TASK BRIEF
In the listing below, count the lines containing the string "edit". Reply with that number only.

DATA RECORDS
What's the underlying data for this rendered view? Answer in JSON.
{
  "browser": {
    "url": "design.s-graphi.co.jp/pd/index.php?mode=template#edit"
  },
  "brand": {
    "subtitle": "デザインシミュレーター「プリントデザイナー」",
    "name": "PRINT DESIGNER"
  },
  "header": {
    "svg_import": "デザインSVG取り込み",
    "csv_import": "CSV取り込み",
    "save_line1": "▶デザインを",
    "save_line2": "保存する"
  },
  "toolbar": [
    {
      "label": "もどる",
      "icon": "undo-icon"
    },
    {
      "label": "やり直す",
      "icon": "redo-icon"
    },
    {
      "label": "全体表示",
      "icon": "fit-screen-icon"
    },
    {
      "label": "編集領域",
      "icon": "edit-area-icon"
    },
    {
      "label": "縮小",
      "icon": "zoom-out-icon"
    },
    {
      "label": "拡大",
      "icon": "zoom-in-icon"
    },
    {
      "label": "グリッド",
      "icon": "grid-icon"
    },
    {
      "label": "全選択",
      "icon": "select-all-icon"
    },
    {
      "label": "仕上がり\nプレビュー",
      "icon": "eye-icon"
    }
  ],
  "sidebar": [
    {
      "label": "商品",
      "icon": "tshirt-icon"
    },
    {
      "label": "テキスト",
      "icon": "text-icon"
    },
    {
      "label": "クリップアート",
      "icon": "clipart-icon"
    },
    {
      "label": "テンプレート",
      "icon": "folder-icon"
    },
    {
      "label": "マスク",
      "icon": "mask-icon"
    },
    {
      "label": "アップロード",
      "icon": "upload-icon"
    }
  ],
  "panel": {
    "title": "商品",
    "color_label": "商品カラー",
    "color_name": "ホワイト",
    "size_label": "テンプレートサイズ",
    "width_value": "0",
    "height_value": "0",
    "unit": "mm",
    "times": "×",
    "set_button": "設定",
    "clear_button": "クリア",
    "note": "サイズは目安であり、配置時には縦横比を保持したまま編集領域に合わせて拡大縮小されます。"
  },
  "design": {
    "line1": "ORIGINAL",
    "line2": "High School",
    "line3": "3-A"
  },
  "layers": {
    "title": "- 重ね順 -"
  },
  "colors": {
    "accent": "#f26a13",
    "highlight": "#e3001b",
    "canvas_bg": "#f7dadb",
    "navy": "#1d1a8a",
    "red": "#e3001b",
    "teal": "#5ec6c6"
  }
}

ANSWER TO THIS EXERCISE
2